## Directions
The answer should match the records character for character.

── Exercise data ──

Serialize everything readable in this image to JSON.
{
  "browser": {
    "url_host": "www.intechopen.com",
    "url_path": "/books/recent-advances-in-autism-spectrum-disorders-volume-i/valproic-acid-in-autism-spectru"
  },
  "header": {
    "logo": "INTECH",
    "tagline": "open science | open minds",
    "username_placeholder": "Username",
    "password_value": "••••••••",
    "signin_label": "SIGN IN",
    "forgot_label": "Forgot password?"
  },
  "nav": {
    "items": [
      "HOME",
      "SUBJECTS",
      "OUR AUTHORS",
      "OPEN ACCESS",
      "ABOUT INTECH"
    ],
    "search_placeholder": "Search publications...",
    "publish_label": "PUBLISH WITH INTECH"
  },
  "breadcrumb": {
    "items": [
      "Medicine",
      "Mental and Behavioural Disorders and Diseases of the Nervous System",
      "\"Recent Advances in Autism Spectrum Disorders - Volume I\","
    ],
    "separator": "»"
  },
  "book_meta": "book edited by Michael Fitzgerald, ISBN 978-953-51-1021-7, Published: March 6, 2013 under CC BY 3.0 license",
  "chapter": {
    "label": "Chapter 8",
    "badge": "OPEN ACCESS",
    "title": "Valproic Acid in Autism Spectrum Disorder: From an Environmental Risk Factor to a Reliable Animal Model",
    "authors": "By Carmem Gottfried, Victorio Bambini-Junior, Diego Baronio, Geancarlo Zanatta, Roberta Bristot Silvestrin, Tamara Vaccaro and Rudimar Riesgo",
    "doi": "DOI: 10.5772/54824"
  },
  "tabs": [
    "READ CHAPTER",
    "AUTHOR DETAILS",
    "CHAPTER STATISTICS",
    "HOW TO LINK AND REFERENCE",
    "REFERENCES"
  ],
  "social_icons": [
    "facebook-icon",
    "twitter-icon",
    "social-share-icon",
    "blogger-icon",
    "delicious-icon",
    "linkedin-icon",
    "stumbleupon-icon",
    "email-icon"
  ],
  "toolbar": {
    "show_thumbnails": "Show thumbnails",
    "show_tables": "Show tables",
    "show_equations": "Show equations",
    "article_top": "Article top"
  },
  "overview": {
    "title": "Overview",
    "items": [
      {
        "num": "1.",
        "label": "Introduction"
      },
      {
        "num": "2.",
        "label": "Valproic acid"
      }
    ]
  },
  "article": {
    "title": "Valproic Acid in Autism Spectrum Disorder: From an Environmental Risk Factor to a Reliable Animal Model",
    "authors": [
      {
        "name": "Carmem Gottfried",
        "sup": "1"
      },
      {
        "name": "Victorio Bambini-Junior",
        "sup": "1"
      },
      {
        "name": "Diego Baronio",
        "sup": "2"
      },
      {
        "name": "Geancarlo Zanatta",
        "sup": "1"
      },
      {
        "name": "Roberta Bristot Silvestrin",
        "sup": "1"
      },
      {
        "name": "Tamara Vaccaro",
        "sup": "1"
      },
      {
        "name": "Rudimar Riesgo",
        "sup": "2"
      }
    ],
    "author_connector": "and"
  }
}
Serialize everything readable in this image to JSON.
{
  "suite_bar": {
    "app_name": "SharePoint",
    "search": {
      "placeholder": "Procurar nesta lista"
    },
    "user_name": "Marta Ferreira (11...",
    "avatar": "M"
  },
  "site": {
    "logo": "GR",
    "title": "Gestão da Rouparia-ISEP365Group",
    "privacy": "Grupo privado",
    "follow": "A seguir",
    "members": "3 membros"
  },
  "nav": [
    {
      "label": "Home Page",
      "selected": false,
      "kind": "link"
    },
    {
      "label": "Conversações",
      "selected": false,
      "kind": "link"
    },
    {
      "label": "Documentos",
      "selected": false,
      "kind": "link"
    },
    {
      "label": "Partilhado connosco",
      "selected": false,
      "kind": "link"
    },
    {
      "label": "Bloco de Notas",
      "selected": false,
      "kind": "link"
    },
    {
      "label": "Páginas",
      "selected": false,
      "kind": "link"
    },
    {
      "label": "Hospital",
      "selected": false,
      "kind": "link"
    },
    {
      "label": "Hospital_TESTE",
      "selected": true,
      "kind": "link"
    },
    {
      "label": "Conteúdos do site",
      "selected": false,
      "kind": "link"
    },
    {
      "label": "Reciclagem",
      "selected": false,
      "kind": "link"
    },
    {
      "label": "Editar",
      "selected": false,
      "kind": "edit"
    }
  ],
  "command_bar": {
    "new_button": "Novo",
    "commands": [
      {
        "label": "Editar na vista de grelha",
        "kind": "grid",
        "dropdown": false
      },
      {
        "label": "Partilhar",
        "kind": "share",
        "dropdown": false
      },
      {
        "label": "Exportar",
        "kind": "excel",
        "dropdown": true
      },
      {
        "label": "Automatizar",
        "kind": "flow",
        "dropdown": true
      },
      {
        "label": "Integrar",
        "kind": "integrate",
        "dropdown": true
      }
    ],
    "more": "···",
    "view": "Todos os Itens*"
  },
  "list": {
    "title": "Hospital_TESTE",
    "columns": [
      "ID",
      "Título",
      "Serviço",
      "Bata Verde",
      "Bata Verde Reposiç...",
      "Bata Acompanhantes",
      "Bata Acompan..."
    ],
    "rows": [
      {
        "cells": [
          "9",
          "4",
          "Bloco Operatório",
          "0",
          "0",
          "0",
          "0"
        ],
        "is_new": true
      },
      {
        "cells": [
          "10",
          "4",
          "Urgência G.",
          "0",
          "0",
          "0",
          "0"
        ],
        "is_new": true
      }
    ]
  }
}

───

## Answer to the exercise
Serialize everything readable in this image to JSON.
{
  "browser": {
    "url_host": "www.intechopen.com",
    "url_path": "/books/recent-advances-in-autism-spectrum-disorders-volume-i/valproic-acid-in-autism-spectru"
  },
  "header": {
    "logo": "INTECH",
    "tagline": "open science | open minds",
    "username_placeholder": "Username",
    "password_value": "••••••••",
    "signin_label": "SIGN IN",
    "forgot_label": "Forgot password?"
  },
  "nav": {
    "items": [
      "HOME",
      "SUBJECTS",
      "OUR AUTHORS",
      "OPEN ACCESS",
      "ABOUT INTECH"
    ],
    "search_placeholder": "Search publications...",
    "publish_label": "PUBLISH WITH INTECH"
  },
  "breadcrumb": {
    "items": [
      "Medicine",
      "Mental and Behavioural Disorders and Diseases of the Nervous System",
      "\"Recent Advances in Autism Spectrum Disorders - Volume I\","
    ],
    "separator": "»"
  },
  "book_meta": "book edited by Michael Fitzgerald, ISBN 978-953-51-1021-7, Published: March 6, 2013 under CC BY 3.0 license",
  "chapter": {
    "label": "Chapter 8",
    "badge": "OPEN ACCESS",
    "title": "Valproic Acid in Autism Spectrum Disorder: From an Environmental Risk Factor to a Reliable Animal Model",
    "authors": "By Carmem Gottfried, Victorio Bambini-Junior, Diego Baronio, Geancarlo Zanatta, Roberta Bristot Silvestrin, Tamara Vaccaro and Rudimar Riesgo",
    "doi": "DOI: 10.5772/54824"
  },
  "tabs": [
    "READ CHAPTER",
    "AUTHOR DETAILS",
    "CHAPTER STATISTICS",
    "HOW TO LINK AND REFERENCE",
    "REFERENCES"
  ],
  "social_icons": [
    "facebook-icon",
    "twitter-icon",
    "social-share-icon",
    "blogger-icon",
    "delicious-icon",
    "linkedin-icon",
    "stumbleupon-icon",
    "email-icon"
  ],
  "toolbar": {
    "show_thumbnails": "Show thumbnails",
    "show_tables": "Show tables",
    "show_equations": "Show equations",
    "article_top": "Article top"
  },
  "overview": {
    "title": "Overview",
    "items": [
      {
        "num": "1.",
        "label": "Introduction"
      },
      {
        "num": "2.",
        "label": "Valproic acid"
      }
    ]
  },
  "article": {
    "title": "Valproic Acid in Autism Spectrum Disorder: From an Environmental Risk Factor to a Reliable Animal Model",
    "authors": [
      {
        "name": "Carmem Gottfried",
        "sup": "1"
      },
      {
        "name": "Victorio Bambini-Junior",
        "sup": "1"
      },
      {
        "name": "Diego Baronio",
        "sup": "2"
      },
      {
        "name": "Geancarlo Zanatta",
        "sup": "1"
      },
      {
        "name": "Roberta Bristot Silvestrin",
        "sup": "1"
      },
      {
        "name": "Tamara Vaccaro",
        "sup": "1"
      },
      {
        "name": "Rudimar Riesgo",
        "sup": "2"
      }
    ],
    "author_connector": "and"
  }
}
Serialize everything readable in this image to JSON.
{
  "suite_bar": {
    "app_name": "SharePoint",
    "search": {
      "placeholder": "Procurar nesta lista"
    },
    "user_name": "Marta Ferreira (11...",
    "avatar": "M"
  },
  "site": {
    "logo": "GR",
    "title": "Gestão da Rouparia-ISEP365Group",
    "privacy": "Grupo privado",
    "follow": "A seguir",
    "members": "3 membros"
  },
  "nav": [
    {
      "label": "Home Page",
      "selected": false,
      "kind": "link"
    },
    {
      "label": "Conversações",
      "selected": false,
      "kind": "link"
    },
    {
      "label": "Documentos",
      "selected": false,
      "kind": "link"
    },
    {
      "label": "Partilhado connosco",
      "selected": false,
      "kind": "link"
    },
    {
      "label": "Bloco de Notas",
      "selected": false,
      "kind": "link"
    },
    {
      "label": "Páginas",
      "selected": false,
      "kind": "link"
    },
    {
      "label": "Hospital",
      "selected": false,
      "kind": "link"
    },
    {
      "label": "Hospital_TESTE",
      "selected": true,
      "kind": "link"
    },
    {
      "label": "Conteúdos do site",
      "selected": false,
      "kind": "link"
    },
    {
      "label": "Reciclagem",
      "selected": false,
      "kind": "link"
    },
    {
      "label": "Editar",
      "selected": false,
      "kind": "edit"
    }
  ],
  "command_bar": {
    "new_button": "Novo",
    "commands": [
      {
        "label": "Editar na vista de grelha",
        "kind": "grid",
        "dropdown": false
      },
      {
        "label": "Partilhar",
        "kind": "share",
        "dropdown": false
      },
      {
        "label": "Exportar",
        "kind": "excel",
        "dropdown": true
      },
      {
        "label": "Automatizar",
        "kind": "flow",
        "dropdown": true
      },
      {
        "label": "Integrar",
        "kind": "integrate",
        "dropdown": true
      }
    ],
    "more": "···",
    "view": "Todos os Itens*"
  },
  "list": {
    "title": "Hospital_TESTE",
    "columns": [
      "ID",
      "Título",
      "Serviço",
      "Bata Verde",
      "Bata Verde Reposiç...",
      "Bata Acompanhantes",
      "Bata Acompan..."
    ],
    "rows": [
      {
        "cells": [
          "9",
          "4",
          "Bloco Operatório",
          "0",
          "0",
          "0",
          "0"
        ],
        "is_new": true
      },
      {
        "cells": [
          "10",
          "4",
          "Urgência G.",
          "0",
          "0",
          "0",
          "0"
        ],
        "is_new": true
      }
    ]
  }
}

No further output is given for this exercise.